Work to be completed :: Go line by line through the records below. Copy whichever lines contain the string "icon".
[Material for this exercise Boundary: Start]
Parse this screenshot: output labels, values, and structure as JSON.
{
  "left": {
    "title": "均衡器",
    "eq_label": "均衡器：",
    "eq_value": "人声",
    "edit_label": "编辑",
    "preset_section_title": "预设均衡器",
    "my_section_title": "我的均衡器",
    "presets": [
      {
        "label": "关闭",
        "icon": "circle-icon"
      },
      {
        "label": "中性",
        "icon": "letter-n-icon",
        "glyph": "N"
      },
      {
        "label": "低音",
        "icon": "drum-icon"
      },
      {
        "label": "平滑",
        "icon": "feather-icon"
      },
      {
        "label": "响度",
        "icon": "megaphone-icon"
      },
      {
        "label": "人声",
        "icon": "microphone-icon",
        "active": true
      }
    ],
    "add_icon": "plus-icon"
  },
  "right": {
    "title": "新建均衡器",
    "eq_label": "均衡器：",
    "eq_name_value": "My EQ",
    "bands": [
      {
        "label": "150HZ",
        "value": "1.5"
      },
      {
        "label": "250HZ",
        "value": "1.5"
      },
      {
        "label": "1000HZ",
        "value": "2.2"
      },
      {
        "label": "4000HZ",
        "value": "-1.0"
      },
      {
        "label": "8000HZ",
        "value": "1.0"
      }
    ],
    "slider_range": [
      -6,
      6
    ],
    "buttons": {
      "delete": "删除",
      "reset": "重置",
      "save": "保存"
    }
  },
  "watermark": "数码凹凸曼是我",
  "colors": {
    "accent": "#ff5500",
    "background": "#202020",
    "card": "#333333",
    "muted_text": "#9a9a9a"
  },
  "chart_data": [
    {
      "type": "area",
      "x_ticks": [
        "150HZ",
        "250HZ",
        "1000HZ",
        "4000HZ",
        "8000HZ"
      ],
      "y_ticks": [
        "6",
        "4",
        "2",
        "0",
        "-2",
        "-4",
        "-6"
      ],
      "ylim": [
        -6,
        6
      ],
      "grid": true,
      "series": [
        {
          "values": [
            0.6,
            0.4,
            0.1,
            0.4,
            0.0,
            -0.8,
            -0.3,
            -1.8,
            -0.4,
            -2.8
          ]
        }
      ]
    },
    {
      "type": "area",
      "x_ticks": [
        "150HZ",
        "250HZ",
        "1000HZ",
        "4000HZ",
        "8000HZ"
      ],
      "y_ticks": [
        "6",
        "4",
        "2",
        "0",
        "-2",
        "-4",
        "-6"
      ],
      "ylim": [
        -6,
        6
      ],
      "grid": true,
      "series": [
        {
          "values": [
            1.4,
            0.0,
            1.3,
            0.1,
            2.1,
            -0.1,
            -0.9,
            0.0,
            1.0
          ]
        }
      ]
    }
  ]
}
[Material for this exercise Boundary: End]
Exercise answer ::
        "icon": "circle-icon"
        "icon": "letter-n-icon",
        "icon": "drum-icon"
        "icon": "feather-icon"
        "icon": "megaphone-icon"
        "icon": "microphone-icon",
    "add_icon": "plus-icon"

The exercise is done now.